In the records that follow, how many lines contain the word "date"? Give only that figure.

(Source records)
━━━━

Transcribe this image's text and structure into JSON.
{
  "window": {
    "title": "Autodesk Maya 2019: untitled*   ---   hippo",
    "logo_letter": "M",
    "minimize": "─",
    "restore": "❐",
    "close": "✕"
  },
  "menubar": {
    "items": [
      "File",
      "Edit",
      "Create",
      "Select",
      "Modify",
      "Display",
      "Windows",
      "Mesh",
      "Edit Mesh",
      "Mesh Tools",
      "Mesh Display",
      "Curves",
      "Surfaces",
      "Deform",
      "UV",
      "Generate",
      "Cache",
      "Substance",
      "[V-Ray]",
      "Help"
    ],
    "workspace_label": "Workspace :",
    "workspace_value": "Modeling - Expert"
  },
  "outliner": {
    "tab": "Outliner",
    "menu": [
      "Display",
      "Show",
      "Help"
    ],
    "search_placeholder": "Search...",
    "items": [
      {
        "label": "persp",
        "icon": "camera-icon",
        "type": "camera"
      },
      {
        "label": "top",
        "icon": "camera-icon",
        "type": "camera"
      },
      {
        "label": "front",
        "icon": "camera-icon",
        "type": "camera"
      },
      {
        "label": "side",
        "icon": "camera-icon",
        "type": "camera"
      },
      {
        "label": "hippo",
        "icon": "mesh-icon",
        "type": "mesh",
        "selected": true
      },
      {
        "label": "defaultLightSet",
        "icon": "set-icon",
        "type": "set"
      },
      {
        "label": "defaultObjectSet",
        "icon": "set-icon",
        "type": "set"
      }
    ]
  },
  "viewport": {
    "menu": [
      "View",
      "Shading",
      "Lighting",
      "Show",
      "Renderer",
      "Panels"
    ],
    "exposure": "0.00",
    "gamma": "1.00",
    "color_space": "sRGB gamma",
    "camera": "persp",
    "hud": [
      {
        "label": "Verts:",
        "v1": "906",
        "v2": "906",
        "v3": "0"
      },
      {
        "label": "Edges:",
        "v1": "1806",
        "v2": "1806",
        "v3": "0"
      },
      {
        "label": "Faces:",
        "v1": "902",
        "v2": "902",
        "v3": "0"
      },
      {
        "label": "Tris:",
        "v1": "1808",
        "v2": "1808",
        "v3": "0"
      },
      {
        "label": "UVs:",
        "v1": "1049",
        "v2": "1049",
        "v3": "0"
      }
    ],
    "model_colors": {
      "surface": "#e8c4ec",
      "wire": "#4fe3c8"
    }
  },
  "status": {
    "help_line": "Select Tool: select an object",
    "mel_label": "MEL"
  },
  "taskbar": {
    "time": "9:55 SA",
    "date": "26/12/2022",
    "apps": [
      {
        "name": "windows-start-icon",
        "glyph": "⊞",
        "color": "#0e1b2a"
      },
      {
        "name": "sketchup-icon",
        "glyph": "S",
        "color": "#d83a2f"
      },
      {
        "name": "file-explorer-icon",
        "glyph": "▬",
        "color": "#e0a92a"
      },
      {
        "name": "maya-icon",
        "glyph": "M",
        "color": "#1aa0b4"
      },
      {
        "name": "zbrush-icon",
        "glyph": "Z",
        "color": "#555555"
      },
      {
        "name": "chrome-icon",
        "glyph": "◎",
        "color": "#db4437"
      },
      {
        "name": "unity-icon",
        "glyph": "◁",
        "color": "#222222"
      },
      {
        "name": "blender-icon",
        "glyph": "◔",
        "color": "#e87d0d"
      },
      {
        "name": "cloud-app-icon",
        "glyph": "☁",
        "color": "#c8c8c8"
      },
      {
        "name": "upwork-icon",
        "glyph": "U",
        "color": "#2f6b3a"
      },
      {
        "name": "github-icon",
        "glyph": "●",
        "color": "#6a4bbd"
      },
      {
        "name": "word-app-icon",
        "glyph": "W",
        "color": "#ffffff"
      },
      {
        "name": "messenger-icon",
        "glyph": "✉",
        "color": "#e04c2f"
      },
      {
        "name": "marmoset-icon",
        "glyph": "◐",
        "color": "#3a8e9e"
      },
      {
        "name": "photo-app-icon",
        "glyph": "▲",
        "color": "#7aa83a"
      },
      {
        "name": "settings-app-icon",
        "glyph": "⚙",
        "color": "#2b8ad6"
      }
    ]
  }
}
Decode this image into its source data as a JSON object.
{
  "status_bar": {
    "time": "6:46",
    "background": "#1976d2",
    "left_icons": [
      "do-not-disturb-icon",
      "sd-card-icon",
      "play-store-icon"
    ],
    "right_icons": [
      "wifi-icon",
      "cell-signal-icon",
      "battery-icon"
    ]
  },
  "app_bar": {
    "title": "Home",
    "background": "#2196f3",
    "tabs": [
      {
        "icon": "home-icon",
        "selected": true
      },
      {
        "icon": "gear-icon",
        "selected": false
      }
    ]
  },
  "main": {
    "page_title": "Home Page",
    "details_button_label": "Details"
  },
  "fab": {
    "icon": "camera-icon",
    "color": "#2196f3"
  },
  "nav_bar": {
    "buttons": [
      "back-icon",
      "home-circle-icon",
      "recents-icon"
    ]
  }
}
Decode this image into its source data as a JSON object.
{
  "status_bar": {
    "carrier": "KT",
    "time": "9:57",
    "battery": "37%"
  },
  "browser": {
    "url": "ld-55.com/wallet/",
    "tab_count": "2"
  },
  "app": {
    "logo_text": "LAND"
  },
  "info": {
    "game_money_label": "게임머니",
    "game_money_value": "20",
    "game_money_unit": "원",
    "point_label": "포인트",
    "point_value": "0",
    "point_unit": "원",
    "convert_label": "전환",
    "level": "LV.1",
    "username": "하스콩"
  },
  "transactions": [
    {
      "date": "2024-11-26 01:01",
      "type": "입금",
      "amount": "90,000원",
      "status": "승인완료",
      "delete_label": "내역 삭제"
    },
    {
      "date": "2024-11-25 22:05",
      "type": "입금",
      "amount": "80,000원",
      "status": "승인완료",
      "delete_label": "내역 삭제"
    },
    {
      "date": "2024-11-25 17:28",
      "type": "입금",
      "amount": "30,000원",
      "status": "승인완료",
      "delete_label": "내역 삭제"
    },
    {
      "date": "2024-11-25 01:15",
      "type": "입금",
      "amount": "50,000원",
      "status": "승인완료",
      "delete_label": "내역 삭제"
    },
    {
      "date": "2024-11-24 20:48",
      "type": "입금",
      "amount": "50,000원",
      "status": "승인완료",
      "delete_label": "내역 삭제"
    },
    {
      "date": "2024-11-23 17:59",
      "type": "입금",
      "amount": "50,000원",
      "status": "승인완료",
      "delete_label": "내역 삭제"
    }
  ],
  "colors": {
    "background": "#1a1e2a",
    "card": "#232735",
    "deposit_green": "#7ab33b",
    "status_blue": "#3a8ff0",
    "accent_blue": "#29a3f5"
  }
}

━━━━

[Output for this task]
7